• [DATA FOR THIS EXERCISE]:
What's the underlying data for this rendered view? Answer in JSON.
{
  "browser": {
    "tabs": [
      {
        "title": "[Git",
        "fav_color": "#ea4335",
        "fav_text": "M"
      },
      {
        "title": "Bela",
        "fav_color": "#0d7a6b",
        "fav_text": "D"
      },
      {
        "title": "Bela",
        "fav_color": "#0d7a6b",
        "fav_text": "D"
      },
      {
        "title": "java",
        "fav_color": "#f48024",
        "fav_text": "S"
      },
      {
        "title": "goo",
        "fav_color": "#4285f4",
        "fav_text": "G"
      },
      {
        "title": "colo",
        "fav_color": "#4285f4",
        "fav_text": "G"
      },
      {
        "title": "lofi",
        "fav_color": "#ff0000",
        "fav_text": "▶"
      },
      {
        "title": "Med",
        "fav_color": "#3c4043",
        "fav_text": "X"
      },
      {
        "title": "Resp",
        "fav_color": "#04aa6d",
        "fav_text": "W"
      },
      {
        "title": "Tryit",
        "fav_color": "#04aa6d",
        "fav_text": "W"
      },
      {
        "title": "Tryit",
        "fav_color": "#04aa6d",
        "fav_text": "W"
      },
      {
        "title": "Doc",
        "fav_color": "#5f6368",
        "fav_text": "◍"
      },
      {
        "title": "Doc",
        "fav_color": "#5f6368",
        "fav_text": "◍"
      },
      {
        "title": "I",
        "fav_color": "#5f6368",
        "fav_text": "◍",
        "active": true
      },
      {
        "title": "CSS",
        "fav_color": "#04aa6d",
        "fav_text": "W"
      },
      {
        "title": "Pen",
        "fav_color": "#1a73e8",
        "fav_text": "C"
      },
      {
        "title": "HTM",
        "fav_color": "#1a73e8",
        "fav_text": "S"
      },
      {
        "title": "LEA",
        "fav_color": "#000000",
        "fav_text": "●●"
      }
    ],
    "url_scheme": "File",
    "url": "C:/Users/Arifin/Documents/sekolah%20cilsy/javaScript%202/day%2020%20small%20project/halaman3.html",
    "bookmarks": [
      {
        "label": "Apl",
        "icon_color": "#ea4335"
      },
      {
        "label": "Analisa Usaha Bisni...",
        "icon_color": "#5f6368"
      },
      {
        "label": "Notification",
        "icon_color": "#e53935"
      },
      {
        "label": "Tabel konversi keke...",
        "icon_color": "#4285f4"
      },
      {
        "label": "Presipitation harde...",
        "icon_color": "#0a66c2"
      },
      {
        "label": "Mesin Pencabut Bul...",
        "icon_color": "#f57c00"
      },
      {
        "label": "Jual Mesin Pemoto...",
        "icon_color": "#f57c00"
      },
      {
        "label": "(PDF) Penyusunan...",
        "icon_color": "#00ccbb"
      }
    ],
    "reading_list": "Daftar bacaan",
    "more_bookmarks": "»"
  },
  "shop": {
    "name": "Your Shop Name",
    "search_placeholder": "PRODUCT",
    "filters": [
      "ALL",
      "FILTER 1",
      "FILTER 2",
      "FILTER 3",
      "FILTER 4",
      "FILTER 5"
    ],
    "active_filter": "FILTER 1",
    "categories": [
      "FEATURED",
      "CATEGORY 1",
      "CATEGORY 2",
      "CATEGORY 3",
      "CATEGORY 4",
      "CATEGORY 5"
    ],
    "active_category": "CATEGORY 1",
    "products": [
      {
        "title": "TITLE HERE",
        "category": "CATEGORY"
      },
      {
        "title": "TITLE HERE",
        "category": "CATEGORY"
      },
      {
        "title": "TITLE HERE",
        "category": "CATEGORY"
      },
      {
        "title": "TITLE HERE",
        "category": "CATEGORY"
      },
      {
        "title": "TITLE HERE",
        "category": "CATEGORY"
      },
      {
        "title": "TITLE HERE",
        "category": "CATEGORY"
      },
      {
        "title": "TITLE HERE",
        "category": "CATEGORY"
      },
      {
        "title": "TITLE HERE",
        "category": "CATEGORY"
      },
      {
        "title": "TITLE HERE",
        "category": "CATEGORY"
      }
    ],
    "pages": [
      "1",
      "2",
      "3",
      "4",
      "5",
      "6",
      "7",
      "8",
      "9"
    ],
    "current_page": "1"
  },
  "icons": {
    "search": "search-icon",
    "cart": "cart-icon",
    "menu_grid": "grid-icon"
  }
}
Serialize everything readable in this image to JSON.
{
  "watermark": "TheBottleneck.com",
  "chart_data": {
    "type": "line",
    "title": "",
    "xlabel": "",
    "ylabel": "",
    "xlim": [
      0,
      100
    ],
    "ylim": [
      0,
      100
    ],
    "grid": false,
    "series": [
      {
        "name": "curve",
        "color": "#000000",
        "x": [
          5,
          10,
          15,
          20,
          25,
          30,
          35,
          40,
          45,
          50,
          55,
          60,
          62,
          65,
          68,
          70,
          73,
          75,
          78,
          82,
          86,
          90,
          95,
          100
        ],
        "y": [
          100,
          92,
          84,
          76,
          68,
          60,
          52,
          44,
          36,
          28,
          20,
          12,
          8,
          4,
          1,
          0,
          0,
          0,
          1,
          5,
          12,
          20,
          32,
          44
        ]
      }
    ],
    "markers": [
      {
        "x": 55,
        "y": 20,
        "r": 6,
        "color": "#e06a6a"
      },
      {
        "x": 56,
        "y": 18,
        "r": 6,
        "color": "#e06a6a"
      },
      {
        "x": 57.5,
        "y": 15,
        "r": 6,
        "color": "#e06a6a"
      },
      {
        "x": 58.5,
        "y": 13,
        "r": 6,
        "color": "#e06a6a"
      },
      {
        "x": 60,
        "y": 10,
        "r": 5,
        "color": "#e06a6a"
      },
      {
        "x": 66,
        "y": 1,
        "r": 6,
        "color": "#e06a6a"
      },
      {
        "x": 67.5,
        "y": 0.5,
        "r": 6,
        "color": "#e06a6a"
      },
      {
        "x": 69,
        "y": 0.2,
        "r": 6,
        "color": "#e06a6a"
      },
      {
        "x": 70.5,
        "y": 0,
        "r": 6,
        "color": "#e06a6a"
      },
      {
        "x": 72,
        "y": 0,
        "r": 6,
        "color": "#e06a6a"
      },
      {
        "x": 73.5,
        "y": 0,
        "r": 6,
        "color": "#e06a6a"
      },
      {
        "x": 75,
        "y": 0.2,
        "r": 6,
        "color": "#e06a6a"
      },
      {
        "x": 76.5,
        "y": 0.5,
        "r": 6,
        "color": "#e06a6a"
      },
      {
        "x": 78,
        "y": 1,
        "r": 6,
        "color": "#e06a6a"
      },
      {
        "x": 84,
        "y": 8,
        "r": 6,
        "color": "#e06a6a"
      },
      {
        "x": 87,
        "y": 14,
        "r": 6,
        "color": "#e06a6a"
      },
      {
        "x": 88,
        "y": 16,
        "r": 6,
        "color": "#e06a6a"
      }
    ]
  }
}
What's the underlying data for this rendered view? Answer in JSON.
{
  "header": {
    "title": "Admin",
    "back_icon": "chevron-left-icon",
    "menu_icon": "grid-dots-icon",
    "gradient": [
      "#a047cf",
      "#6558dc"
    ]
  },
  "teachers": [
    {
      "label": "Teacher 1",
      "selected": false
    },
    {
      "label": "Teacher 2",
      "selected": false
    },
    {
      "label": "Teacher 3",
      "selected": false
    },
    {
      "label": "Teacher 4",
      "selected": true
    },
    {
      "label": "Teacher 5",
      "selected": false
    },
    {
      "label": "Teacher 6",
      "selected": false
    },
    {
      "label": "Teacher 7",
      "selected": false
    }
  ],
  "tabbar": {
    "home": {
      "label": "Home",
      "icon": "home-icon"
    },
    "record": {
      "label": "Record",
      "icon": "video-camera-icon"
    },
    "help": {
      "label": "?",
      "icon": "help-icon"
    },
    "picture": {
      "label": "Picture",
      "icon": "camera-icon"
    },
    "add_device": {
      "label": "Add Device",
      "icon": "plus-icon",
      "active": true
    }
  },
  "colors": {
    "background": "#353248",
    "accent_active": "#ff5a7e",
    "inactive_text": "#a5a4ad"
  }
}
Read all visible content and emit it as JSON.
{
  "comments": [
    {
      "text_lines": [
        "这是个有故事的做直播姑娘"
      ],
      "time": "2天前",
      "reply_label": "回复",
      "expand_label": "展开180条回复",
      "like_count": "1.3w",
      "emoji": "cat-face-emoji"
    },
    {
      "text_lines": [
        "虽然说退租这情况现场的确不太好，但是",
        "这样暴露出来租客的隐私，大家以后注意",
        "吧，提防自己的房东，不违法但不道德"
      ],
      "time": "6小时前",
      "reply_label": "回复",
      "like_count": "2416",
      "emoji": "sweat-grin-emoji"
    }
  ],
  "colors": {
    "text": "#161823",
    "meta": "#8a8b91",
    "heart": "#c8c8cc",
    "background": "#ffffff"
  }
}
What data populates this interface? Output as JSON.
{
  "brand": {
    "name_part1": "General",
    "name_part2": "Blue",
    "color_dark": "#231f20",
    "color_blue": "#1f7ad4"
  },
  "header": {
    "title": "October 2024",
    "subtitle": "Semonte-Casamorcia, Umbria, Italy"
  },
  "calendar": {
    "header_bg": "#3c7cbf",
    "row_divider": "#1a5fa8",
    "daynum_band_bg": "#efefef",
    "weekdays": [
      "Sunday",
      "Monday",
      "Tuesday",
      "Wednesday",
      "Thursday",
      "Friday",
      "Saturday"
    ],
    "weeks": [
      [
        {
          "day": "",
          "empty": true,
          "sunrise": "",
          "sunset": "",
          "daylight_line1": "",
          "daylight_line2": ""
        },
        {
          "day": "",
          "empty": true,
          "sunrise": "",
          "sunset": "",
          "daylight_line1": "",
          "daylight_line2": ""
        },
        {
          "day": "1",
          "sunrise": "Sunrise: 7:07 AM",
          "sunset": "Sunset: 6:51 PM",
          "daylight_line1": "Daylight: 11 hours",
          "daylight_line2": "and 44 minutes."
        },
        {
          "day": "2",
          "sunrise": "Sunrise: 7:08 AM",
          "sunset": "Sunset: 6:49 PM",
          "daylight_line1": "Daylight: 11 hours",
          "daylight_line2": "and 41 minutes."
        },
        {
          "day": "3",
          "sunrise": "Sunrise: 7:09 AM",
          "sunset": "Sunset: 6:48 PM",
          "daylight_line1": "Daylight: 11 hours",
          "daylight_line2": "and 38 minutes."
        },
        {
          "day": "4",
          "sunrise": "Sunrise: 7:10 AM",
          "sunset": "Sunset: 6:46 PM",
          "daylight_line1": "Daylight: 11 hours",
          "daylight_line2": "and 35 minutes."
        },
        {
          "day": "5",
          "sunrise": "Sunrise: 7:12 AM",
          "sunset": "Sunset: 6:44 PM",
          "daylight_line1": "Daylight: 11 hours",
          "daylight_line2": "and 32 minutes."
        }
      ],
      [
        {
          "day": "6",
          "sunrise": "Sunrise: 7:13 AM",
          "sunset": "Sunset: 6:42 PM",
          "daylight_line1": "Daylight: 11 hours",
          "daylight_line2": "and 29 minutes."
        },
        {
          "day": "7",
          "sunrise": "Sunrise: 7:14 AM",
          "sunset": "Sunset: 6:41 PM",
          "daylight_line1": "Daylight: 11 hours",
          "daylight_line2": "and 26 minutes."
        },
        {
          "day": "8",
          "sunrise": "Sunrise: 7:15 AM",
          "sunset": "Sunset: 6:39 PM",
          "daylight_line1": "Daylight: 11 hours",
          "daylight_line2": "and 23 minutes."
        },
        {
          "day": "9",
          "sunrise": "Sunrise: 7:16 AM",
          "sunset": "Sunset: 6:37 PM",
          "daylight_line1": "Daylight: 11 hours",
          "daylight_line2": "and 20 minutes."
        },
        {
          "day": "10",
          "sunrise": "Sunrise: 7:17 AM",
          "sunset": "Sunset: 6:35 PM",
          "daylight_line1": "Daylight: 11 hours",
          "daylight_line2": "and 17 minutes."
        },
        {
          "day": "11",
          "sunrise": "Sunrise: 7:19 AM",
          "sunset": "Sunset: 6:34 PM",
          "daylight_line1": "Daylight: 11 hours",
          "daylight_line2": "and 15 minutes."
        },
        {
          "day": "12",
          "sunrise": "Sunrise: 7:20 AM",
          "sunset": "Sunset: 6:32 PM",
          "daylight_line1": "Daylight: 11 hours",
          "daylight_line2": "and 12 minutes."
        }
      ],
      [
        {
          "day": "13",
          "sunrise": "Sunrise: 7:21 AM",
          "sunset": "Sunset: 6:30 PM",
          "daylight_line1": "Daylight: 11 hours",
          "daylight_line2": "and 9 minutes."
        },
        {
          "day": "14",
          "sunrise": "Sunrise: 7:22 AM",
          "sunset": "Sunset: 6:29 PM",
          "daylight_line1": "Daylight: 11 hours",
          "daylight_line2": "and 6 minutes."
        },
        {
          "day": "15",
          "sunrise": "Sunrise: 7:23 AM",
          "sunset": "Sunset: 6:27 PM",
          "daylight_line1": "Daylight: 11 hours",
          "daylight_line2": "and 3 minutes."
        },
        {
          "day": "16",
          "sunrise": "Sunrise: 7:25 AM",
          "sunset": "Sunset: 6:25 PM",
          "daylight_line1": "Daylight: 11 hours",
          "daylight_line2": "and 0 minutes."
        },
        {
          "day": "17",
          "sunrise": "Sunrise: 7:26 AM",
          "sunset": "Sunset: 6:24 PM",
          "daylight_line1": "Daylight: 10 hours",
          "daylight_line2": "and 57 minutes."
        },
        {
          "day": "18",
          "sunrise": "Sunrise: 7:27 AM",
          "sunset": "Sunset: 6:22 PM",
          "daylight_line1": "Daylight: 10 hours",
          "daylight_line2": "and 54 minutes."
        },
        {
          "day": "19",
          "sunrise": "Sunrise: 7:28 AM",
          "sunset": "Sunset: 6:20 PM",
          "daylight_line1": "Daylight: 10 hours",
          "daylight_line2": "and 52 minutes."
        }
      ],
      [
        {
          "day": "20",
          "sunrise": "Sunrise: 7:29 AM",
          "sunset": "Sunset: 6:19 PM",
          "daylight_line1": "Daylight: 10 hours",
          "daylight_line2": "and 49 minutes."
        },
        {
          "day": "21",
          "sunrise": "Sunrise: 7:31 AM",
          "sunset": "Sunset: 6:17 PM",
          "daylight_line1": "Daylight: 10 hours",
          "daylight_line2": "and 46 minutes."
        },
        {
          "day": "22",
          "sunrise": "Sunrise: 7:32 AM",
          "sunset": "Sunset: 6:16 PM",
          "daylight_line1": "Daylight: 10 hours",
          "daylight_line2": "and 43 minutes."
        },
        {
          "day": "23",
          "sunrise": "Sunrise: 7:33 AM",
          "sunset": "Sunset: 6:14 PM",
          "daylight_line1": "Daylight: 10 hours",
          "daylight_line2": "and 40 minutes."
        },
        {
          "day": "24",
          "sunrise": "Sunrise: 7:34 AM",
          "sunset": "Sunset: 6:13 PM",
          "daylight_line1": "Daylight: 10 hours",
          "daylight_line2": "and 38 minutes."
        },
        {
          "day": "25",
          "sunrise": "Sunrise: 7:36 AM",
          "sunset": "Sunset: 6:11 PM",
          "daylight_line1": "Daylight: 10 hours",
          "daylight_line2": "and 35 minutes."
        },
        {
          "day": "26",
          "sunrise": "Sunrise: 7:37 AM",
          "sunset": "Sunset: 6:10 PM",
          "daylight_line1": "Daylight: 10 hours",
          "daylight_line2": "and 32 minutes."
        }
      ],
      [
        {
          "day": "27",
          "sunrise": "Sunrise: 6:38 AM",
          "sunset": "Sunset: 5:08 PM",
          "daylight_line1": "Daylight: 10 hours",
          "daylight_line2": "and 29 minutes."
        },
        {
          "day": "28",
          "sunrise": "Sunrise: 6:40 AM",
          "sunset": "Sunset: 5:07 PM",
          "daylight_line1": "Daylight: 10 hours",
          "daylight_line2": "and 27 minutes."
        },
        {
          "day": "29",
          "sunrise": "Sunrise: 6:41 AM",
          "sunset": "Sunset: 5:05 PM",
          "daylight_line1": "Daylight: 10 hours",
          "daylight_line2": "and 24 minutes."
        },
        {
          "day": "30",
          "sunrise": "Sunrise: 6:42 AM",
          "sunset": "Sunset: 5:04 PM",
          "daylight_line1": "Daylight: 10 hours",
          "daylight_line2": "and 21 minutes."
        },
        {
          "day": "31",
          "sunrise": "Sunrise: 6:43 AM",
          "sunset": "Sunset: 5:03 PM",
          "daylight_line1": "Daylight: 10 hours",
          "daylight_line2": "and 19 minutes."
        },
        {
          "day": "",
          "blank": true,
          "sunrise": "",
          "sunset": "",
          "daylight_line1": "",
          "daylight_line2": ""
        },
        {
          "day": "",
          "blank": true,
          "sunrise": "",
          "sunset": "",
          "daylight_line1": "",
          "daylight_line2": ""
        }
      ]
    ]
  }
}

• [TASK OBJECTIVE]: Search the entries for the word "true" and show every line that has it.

• [SOLUTION FOR THIS EXERCISE]:
        "active": true
      "selected": true
      "active": true
          "empty": true,
          "empty": true,
          "blank": true,
          "blank": true,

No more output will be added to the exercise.